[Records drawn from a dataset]
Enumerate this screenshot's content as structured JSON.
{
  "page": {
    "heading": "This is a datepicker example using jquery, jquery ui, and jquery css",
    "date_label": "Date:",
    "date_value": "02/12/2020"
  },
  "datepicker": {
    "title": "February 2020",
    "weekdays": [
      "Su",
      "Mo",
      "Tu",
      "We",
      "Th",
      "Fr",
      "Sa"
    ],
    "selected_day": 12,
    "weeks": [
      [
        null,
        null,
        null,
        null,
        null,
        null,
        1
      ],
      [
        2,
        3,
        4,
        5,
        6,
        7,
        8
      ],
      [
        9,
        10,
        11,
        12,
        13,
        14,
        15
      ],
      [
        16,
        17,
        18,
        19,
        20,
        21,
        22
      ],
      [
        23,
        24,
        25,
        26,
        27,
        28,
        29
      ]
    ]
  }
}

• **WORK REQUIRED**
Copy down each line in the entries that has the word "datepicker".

• **REPLY TO THE TASK**
    "heading": "This is a datepicker example using jquery, jquery ui, and jquery css",
  "datepicker": {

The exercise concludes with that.